Monday, September 8, 2014

Ebola, Flat Tires, and Resettling

Dr. Rick Sacra doing what he loves.
This past week I learned that our former doctor and friend in Liberia, Dr. Rick Sacra, who works with SIM, was infected with Ebola and evacuated back to the US.  Rick had been in the US but returned to Liberia at the beginning of August to help reopen the wing of ELWA hospital for prenatal and maternity care.  Rick is a great doctor and such a compassionate man.  He couldn't stay away from Liberia knowing that people were not getting the care they needed for malaria, deliveries, and came knowing the dangers - the hospitals, for the most part, are just dealing with Ebola and all other issues are falling to the wayside.  What he did is heroic in my eyes.  He was diagnosed last Tuesday and was flown out of the country on Thursday.  His wife, Debbie, gave a powerful testimony during a press conference about how to live is Christ and to die is gain.  Our family is fervently praying for Rick's healing. [To read more about this story, see the news report here.]
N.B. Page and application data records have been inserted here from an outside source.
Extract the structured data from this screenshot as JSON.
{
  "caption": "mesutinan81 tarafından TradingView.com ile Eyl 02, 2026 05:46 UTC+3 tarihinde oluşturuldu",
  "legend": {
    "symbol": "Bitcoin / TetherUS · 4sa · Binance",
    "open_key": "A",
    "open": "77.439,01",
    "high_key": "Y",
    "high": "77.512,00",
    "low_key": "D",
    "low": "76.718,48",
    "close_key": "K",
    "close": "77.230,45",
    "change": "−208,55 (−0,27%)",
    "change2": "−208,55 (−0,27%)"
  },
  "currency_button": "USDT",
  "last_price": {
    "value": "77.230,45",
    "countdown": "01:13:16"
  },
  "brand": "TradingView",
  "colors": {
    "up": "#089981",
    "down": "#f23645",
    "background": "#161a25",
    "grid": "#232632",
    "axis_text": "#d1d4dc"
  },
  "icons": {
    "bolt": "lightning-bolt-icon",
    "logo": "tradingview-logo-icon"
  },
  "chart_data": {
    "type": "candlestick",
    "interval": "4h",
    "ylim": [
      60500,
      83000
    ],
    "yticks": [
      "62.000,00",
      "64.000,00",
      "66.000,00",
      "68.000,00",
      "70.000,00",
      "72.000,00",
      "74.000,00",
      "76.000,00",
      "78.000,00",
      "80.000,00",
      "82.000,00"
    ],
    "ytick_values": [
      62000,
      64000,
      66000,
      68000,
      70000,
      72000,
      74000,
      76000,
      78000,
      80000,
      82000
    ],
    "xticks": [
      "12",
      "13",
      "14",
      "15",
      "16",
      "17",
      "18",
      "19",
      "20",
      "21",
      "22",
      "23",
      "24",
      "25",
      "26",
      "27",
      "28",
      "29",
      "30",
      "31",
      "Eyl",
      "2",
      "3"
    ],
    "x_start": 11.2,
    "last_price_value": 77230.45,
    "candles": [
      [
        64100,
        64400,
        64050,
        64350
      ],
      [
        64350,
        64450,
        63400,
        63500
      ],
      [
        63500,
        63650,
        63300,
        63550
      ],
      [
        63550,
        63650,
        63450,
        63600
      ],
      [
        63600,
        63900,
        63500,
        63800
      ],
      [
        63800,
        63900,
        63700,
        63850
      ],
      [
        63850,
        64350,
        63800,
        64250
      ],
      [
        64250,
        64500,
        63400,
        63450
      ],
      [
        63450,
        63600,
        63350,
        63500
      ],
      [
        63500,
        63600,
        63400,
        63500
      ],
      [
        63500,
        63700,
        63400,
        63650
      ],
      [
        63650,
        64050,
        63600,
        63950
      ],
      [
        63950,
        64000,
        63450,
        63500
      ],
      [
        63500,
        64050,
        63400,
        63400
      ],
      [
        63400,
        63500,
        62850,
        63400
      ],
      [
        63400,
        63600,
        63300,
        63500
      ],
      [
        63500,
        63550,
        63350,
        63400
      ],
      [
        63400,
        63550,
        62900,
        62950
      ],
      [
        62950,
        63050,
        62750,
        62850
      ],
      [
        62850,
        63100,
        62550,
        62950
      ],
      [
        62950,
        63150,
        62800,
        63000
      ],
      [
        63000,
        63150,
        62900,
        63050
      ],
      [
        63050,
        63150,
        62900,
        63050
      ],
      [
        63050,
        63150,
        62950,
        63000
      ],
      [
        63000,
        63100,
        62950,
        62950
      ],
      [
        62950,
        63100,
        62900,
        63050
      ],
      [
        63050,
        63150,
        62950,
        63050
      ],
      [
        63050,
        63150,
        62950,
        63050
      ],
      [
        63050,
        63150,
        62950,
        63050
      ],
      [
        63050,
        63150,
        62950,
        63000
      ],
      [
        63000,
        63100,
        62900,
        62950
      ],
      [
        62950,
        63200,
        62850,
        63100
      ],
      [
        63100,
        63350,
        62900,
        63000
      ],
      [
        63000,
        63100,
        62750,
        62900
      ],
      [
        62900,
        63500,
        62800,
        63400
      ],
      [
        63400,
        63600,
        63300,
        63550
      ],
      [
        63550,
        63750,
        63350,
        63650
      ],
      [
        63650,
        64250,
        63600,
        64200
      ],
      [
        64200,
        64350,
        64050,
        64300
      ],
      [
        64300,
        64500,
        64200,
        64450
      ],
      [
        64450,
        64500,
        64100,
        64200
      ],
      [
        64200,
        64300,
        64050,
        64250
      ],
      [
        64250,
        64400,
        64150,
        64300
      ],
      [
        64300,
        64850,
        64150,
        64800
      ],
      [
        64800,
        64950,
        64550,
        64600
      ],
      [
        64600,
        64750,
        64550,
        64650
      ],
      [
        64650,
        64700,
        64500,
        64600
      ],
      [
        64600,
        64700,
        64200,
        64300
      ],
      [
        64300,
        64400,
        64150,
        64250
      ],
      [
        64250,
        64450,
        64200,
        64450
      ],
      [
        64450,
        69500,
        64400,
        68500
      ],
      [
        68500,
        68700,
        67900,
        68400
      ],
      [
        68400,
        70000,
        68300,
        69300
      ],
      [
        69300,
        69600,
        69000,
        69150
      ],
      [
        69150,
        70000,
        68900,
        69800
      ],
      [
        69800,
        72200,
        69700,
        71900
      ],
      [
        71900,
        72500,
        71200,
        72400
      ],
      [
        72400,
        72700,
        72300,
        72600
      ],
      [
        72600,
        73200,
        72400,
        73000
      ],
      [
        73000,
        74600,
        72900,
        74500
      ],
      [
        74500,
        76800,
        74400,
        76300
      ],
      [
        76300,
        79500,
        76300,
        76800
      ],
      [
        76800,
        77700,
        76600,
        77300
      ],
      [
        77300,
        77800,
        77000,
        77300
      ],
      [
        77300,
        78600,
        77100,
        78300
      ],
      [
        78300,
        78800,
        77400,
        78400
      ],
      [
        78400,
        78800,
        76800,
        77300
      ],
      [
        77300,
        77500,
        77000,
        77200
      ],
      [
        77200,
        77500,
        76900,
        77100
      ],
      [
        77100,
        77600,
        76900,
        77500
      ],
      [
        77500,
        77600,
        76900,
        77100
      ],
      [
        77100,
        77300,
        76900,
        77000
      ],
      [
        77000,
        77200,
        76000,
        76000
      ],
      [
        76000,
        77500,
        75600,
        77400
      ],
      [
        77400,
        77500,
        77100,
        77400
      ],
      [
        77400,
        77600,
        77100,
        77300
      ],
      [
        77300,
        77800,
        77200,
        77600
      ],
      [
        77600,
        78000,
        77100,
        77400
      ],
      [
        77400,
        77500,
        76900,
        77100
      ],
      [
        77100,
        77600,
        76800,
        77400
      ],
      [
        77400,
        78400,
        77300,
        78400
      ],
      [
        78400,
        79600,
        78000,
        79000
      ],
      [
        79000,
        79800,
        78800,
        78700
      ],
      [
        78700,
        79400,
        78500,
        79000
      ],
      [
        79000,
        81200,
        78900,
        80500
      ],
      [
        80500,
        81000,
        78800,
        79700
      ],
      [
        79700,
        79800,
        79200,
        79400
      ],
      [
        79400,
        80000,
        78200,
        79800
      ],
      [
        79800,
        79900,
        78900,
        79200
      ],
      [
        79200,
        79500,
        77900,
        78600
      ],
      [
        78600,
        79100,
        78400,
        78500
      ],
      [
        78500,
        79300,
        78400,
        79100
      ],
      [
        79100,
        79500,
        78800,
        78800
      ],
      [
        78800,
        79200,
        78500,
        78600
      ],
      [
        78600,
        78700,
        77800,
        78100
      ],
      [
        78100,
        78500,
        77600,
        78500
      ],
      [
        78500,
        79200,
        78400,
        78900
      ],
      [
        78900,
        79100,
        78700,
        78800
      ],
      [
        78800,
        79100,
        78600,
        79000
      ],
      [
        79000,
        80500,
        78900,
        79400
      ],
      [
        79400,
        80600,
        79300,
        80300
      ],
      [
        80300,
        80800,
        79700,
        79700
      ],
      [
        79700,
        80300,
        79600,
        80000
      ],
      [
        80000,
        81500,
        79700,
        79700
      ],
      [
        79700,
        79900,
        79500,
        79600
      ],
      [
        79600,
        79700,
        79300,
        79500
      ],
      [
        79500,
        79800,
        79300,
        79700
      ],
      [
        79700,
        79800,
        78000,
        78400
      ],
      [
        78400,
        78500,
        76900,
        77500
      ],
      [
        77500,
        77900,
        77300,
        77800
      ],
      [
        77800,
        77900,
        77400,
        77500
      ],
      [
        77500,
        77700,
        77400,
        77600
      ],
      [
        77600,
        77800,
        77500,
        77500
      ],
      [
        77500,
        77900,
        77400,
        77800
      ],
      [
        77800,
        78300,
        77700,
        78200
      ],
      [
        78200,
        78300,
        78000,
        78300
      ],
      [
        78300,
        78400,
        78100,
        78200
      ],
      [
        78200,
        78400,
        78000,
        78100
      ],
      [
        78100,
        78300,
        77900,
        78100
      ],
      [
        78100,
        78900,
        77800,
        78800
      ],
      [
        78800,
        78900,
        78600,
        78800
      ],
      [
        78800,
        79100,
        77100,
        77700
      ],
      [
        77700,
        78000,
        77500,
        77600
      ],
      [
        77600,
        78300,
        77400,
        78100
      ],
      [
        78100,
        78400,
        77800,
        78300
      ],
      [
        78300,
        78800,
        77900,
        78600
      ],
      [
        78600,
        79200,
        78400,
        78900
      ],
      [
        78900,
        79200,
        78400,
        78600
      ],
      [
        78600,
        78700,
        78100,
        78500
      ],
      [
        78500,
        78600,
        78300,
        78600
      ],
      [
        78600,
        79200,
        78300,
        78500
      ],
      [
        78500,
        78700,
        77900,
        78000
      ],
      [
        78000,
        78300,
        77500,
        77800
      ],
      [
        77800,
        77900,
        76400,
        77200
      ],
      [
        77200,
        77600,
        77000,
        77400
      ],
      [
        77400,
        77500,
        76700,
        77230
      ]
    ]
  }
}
Of course, many people in West Africa are not so lucky to be evacuated and receive special treatment.  On Tuesday, the WHO reported that the death toll had gone to 1900 with 40% of those deaths taking place in the last three weeks.  On Thursday, the death count was 2100.  What is interesting is what the US is learning about Ebola from the three evacuated missionaries - they are learning that there are some similarities between Ebola and Cholera.  A major part of the issue is the loss of electrolytes due to constant diarrhea and vomiting.  These electrolytes keep the heart beating regularly and without it can cause a heart attack.  If people can get on a saline solution early, have their electrolytes monitored and replaced, there is good hope of recovery.  Unfortunately, in countries like Liberia, that is easier said than done.  (For more on this go to this website: Faith, Medicine or ZMapp?)
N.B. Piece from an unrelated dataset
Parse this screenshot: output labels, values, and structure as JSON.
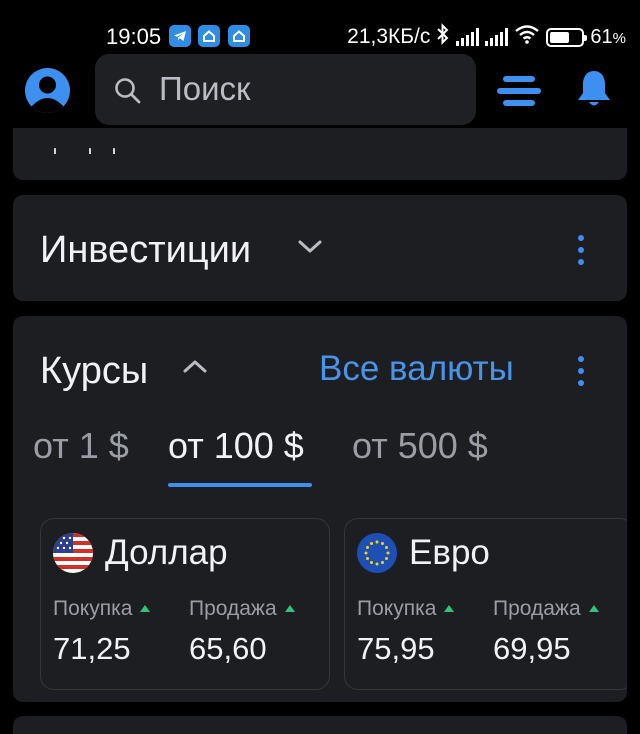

This was also a big week in the news for this area: the US conducted airstrikes against Al-Shabab and have taken out their key leader.  Al-Shabab just named a new leader and vowed revenge; area governments are gearing up for attacks.  Additionally, the president of Kenya who was elected despite indictments by the International Criminal Court just had his trial adjourned indefinitely as key witnesses kept pulling out.

For me, my trip back to Kenya was relatively uneventful, other than the bush plane that I flew in from Nairobi to Kitale.  The 12-seater plane had a flat upon landing and it felt like we were sliding on ice.  Thankfully the pilot got control pretty quickly and we were able to get out safely.  Quite the change from the 600+ passenger plane that I was on the night before! 

I am settled back at the Africa Theological Seminary, although because of construction, I am in a room about a third of the size of the one I had before.  My little 10 x 10 room is now home for the next four months, although I leave on Tuesday to do a training outside of Nairobi; then I fly to Ghana for the International Council for ICM.  It has been raining pretty much non-stop since my arrival but the rainy season should begin to draw to a close.  The farmers are hoping it will end soon so that the corn does not begin to rot.

It is good to be back, to catch up with colleagues, brothers and sisters in Christ, and to enjoy the activity of Kenyan roads (all by bodaboda - taxi motorcycle - so far, as my car is apparently broken down and in the garage to be fixed).   

God bless you all this week!